• Task goal: Look through the data below and, wherever a line carries the word "shield", please copy that line.

• Information supplied:
»»
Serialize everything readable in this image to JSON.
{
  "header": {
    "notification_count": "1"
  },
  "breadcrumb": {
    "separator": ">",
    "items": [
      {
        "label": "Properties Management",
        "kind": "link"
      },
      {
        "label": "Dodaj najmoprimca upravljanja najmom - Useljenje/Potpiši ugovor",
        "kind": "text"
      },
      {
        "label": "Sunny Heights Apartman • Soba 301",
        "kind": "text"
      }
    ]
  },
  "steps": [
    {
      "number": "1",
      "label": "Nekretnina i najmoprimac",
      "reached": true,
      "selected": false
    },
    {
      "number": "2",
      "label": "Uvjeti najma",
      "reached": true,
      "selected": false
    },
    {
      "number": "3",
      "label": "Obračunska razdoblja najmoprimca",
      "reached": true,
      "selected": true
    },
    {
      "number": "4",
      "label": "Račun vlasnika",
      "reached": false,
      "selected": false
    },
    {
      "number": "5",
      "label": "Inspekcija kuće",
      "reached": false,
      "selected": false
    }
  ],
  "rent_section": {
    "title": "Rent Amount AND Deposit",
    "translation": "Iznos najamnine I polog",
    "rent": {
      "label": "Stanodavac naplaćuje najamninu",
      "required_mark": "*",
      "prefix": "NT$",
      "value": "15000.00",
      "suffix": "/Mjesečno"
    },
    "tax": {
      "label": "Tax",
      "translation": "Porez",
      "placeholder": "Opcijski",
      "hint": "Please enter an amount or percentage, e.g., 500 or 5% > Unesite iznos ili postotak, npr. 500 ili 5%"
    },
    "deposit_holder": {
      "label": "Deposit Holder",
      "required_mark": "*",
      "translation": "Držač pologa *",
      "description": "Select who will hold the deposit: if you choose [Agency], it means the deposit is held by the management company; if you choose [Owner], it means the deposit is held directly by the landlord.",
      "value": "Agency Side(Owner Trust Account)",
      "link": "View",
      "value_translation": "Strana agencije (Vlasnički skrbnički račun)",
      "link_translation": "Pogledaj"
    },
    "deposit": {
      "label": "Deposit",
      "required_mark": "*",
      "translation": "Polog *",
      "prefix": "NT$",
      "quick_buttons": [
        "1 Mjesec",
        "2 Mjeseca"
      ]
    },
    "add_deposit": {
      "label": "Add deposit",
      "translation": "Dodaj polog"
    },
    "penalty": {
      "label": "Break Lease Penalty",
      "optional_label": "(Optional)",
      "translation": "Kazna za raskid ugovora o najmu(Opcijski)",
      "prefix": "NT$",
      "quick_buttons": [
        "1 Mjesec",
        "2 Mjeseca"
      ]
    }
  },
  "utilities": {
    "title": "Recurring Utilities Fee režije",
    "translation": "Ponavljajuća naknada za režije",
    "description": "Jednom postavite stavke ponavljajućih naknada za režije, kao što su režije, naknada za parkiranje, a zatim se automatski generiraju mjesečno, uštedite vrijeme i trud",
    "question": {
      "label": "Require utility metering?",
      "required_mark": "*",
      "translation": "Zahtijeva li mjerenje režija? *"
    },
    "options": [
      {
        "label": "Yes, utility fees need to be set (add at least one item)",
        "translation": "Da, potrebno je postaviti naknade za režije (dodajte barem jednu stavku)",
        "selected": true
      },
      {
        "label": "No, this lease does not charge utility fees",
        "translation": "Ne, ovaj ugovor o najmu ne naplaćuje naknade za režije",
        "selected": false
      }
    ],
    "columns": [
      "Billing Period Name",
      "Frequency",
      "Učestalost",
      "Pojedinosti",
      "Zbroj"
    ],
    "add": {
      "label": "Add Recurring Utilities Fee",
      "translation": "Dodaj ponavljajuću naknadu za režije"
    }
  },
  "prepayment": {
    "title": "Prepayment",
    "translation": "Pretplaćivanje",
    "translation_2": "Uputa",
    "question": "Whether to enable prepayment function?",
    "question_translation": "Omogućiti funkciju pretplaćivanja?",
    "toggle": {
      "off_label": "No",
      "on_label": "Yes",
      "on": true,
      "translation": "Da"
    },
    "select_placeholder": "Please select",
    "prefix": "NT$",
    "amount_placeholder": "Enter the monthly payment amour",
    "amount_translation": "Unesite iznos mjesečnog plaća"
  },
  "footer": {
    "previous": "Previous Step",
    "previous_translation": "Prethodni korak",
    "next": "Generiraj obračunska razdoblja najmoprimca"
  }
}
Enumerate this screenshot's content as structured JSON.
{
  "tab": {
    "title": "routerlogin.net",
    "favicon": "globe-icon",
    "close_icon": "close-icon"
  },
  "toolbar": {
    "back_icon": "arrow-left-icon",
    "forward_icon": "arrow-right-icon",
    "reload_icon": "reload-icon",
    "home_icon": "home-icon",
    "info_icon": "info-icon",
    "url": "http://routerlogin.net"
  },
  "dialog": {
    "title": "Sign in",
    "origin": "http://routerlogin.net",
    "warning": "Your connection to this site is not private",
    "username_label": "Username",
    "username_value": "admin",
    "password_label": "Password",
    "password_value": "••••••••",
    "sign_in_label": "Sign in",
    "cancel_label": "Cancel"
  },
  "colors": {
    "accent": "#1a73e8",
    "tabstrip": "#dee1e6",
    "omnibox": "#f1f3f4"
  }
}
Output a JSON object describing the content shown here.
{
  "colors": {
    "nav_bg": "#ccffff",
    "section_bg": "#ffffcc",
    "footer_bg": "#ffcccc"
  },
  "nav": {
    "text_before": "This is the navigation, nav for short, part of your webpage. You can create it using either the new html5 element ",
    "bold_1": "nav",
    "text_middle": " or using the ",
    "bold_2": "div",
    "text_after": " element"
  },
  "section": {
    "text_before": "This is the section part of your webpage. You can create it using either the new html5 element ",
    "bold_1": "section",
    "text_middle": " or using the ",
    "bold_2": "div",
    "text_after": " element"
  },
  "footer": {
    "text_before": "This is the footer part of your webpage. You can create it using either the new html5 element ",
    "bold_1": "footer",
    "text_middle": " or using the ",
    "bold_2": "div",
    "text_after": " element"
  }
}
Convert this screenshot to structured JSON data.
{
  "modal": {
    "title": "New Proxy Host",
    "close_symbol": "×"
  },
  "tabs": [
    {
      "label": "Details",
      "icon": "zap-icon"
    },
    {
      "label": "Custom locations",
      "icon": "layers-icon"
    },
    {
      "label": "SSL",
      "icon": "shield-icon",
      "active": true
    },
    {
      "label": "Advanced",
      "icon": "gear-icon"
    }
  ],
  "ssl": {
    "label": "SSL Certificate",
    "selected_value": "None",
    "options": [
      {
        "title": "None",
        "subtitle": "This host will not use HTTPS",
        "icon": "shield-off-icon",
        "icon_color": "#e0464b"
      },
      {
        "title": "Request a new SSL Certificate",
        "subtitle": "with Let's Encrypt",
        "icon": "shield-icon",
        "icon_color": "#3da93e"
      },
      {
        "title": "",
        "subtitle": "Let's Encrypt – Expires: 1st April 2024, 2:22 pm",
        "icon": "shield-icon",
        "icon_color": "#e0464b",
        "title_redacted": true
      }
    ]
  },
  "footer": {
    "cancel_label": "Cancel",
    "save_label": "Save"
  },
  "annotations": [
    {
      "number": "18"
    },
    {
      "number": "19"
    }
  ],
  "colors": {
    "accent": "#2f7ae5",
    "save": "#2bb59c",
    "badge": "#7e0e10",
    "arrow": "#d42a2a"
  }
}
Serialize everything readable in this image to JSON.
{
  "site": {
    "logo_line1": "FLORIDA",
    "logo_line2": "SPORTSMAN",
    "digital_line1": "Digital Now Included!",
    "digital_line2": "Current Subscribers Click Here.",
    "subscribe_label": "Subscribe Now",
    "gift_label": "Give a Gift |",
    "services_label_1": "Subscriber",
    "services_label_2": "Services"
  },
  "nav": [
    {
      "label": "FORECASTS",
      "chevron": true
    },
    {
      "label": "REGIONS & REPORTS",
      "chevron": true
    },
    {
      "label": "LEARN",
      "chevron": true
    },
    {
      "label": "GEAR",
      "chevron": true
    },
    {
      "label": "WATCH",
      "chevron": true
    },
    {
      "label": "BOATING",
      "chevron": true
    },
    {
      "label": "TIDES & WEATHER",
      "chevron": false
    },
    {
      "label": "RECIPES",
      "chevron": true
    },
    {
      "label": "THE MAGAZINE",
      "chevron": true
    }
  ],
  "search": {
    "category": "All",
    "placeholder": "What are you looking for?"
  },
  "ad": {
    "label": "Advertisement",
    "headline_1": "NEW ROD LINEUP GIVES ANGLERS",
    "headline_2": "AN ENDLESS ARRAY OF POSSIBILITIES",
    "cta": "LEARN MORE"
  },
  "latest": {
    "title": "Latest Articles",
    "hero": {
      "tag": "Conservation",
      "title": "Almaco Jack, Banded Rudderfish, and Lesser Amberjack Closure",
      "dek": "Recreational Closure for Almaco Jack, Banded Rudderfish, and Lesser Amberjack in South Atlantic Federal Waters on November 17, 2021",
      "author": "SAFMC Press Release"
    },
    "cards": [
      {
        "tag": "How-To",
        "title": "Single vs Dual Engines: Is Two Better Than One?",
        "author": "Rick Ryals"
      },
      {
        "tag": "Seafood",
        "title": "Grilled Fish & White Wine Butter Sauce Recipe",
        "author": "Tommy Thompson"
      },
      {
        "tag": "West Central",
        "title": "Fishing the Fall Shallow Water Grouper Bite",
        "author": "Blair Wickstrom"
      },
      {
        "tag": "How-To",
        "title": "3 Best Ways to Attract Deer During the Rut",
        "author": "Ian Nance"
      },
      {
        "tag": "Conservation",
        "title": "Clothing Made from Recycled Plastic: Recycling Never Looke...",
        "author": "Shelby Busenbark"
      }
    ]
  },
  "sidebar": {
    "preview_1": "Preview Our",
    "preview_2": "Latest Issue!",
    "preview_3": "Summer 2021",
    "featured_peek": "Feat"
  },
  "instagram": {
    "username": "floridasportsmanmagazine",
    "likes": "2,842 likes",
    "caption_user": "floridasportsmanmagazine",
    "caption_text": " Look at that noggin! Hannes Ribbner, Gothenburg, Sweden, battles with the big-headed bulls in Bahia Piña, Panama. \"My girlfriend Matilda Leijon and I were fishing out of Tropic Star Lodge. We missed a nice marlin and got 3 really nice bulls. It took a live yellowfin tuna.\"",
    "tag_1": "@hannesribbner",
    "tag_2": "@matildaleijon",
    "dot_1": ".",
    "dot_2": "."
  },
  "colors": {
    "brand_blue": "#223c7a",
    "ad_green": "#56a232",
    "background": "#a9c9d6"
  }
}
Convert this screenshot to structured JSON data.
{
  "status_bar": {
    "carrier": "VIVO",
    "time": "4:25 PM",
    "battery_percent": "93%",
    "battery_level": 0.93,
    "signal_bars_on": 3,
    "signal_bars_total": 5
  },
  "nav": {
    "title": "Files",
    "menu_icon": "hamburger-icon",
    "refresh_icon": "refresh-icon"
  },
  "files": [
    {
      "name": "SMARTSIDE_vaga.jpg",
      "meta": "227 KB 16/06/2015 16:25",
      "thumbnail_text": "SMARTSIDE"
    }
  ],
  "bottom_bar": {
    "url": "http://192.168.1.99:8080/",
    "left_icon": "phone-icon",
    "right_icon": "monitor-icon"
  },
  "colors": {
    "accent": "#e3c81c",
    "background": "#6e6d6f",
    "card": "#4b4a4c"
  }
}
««
• Answer:
      "icon": "shield-icon",
        "icon": "shield-off-icon",
        "icon": "shield-icon",
        "icon": "shield-icon",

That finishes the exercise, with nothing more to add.